Full containers that are sealed will last here about six months without any measurable problem insofar as being burned in an auto.

1/2 full containers with Sta-Bil will last about 3 months longer -- about 9 months.

Full containers with Sta-Bill will last at least a year, and here's the interesting part (at least to me)....... of the four one-gallon containers I did this with, three of them lasted nearly 1 1/2 years; one of them barely made it to a year. I test specific gravity, and that shows a little change. My primary method of checking the gasoline is to run it in a [less valuable] weed whacker. I consider a container of gasoline to be "off" if it causes the machine to either run poorly or not run at all. Between testing of different types, I'd flush them out with fresh clean gasoline.

Now, a potential quirk in this study was using the weedwhacker, as it requires oil mixed in with the gas, so that is a possible variable that is unaccounted for.

I currently store gasoline in a 55-gallon steel container, and we rotate it all out at least every three months. Buddy of mine in Florida who is an HVAC engineer told me of a better product than Sta-Bil, but can't remember the name of it........ will find out and get back to you.

We have a 1979 Dihatsu Rocky. It will not pass inspection, but we keep it in running order. It's 4WD, and the air intake is high on the engine. It always starts easily, and we keep it for a hurricane vehicle -- something somewhat sacrificial to park near the cave. It won't pass inspection because I can no longer buy headlights that fit it that are dipped left. Phooey.

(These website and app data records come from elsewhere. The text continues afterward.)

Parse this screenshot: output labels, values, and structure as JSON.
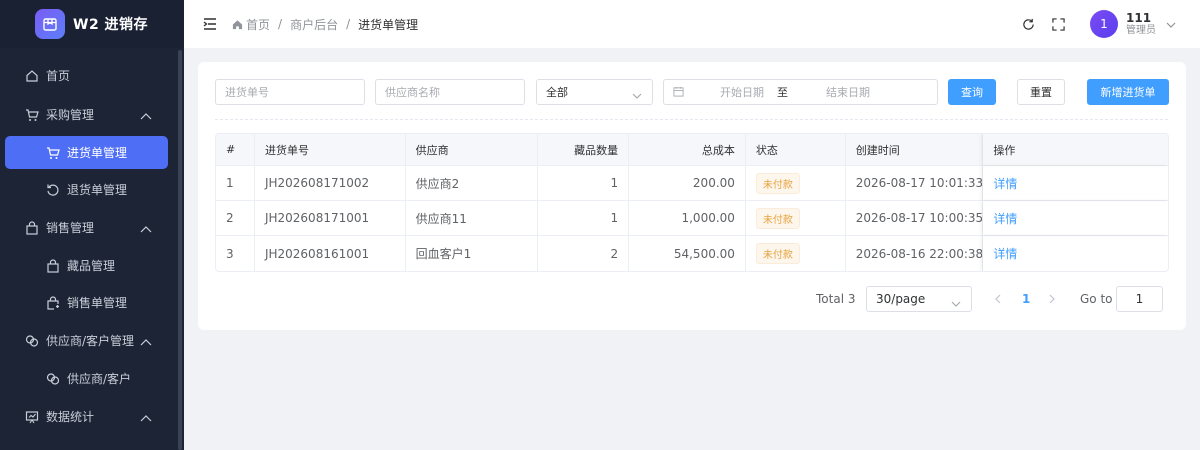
{
  "app": {
    "brand_title": "W2 进销存"
  },
  "sidebar": {
    "items": [
      {
        "label": "首页",
        "icon": "home-icon"
      },
      {
        "label": "采购管理",
        "icon": "cart-icon",
        "expanded": true,
        "children": [
          {
            "label": "进货单管理",
            "icon": "cart-icon",
            "active": true
          },
          {
            "label": "退货单管理",
            "icon": "return-icon"
          }
        ]
      },
      {
        "label": "销售管理",
        "icon": "bag-icon",
        "expanded": true,
        "children": [
          {
            "label": "藏品管理",
            "icon": "bag-icon"
          },
          {
            "label": "销售单管理",
            "icon": "bag-edit-icon"
          }
        ]
      },
      {
        "label": "供应商/客户管理",
        "icon": "link-icon",
        "expanded": true,
        "children": [
          {
            "label": "供应商/客户",
            "icon": "link-icon"
          }
        ]
      },
      {
        "label": "数据统计",
        "icon": "chart-icon",
        "expanded": true
      }
    ]
  },
  "header": {
    "breadcrumb": [
      "首页",
      "商户后台",
      "进货单管理"
    ],
    "user": {
      "avatar": "1",
      "name": "111",
      "role": "管理员"
    }
  },
  "filters": {
    "order_no_placeholder": "进货单号",
    "supplier_placeholder": "供应商名称",
    "status_value": "全部",
    "start_date_placeholder": "开始日期",
    "range_sep": "至",
    "end_date_placeholder": "结束日期",
    "query_label": "查询",
    "reset_label": "重置",
    "add_label": "新增进货单"
  },
  "table": {
    "columns": [
      "#",
      "进货单号",
      "供应商",
      "藏品数量",
      "总成本",
      "状态",
      "创建时间",
      "操作"
    ],
    "rows": [
      {
        "idx": "1",
        "no": "JH202608171002",
        "supplier": "供应商2",
        "qty": "1",
        "cost": "200.00",
        "status": "未付款",
        "time": "2026-08-17 10:01:33",
        "op": "详情"
      },
      {
        "idx": "2",
        "no": "JH202608171001",
        "supplier": "供应商11",
        "qty": "1",
        "cost": "1,000.00",
        "status": "未付款",
        "time": "2026-08-17 10:00:35",
        "op": "详情"
      },
      {
        "idx": "3",
        "no": "JH202608161001",
        "supplier": "回血客户1",
        "qty": "2",
        "cost": "54,500.00",
        "status": "未付款",
        "time": "2026-08-16 22:00:38",
        "op": "详情"
      }
    ]
  },
  "pager": {
    "total": "Total 3",
    "page_size": "30/page",
    "current": "1",
    "goto_label": "Go to",
    "goto_value": "1"
  },
  "colors": {
    "primary": "#409eff",
    "sidebar_bg": "#1c2436",
    "active_menu": "#4f6ef6",
    "tag_warning": "#e6a23c"
  }
}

posted on Jul, 20 2008 @ 03:39 AM
link   

Originally posted by Blitzkreigen

Well YES frankly I DO think that they are trying to kill all the older cars.



I dont know where to buy Military Fuel, or Jet A. Perhaps Race Car Drivers Know, and also mix their own Fuels.
"Super Fuels" comes to mind... retail 'Racing Gas' station ... like 110 Octane and up... dont know if they still exist. Saw Guys with 5 gallon white jugs there all the time years ago...PURPLE FUEL....



i doubt that racing teams will factor in longetivity. high octane fuels all contain a serious does of additives, which may or may not delay fuel deterioration. militaries otoh, will of course have ways to keep fuel usable for a while. i have no idea whether their preferred method is using decent fuel or simply adding stabilisers and filtering in regular intervals. Jet-A is military kerosene, btw, so it should work in diesel engines.

i doubt it's available anywhere, though and it should be noted that, f-ex. humvee engines will probably less picky when it comes to fuel quality.



[edit on 2008.7.20 by Long Lance]







 
3

log in

join